TASK TO COMPLETE — The answer must consist of each line of the records below that contains the string "created".
━━ RECORDS PROVIDED ━━
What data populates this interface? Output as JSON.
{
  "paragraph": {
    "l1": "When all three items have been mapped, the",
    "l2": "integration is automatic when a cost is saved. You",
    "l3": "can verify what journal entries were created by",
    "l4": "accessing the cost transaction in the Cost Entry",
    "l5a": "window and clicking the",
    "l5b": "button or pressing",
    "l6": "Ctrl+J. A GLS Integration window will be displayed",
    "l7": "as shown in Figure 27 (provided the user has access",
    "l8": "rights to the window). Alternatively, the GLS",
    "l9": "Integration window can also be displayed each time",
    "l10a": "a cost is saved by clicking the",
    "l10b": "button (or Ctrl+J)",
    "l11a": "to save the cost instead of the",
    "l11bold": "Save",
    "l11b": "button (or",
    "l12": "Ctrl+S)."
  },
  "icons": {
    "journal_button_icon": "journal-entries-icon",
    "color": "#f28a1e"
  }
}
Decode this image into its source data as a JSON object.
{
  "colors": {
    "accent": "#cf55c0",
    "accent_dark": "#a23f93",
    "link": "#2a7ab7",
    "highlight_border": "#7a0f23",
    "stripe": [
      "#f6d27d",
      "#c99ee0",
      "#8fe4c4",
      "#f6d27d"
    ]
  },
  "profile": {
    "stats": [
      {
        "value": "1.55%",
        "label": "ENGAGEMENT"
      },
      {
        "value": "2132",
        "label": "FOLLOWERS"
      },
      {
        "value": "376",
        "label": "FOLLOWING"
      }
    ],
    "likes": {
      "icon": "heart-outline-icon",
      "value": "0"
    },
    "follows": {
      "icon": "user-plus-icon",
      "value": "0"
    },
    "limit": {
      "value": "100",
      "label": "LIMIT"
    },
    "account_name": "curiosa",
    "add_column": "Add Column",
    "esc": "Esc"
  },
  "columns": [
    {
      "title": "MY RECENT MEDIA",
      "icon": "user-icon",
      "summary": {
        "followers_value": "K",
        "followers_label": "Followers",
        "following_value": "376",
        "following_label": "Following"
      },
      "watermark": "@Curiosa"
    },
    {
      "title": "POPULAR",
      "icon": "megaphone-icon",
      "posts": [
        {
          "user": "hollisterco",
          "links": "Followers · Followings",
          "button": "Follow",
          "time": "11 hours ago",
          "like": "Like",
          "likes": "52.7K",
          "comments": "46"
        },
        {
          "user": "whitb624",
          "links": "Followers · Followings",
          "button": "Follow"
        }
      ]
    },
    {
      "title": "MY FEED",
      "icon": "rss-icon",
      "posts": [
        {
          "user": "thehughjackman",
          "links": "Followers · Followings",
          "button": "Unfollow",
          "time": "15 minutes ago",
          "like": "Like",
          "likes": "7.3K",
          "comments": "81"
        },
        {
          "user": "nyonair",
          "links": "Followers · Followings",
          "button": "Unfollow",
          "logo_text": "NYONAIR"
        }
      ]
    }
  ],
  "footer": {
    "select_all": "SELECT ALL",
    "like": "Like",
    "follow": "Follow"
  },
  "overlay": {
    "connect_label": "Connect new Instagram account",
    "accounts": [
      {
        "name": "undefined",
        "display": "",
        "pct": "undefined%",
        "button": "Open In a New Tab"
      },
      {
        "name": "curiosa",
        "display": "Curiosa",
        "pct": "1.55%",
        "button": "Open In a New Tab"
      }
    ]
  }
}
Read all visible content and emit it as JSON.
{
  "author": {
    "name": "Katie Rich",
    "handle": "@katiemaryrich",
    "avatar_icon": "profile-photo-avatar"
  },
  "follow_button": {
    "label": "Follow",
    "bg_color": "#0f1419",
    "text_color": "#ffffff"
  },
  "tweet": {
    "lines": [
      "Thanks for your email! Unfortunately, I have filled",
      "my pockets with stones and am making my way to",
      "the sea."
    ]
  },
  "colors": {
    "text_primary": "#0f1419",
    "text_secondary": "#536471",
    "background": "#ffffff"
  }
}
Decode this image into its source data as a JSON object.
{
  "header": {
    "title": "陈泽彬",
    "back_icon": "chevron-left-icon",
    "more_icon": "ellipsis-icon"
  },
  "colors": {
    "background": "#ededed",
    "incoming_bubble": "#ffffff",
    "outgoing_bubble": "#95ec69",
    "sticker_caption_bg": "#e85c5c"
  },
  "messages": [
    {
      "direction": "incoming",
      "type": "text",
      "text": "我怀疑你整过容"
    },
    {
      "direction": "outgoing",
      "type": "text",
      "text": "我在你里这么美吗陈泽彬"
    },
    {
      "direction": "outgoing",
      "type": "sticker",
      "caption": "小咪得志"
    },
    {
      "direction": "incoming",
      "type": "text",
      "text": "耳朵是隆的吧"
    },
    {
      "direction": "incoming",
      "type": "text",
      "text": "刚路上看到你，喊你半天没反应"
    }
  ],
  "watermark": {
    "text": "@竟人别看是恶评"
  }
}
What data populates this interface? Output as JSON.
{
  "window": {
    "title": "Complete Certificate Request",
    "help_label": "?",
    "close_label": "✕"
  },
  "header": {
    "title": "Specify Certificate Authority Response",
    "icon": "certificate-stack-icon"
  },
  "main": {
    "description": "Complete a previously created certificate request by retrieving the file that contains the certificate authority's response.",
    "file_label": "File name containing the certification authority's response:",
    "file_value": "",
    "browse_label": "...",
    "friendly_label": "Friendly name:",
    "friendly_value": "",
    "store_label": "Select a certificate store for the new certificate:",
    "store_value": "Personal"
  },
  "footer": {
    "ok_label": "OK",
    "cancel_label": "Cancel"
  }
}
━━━
EXPECTED ANSWER —
    "l3": "can verify what journal entries were created by",
    "description": "Complete a previously created certificate request by retrieving the file that contains the certificate authority's response.",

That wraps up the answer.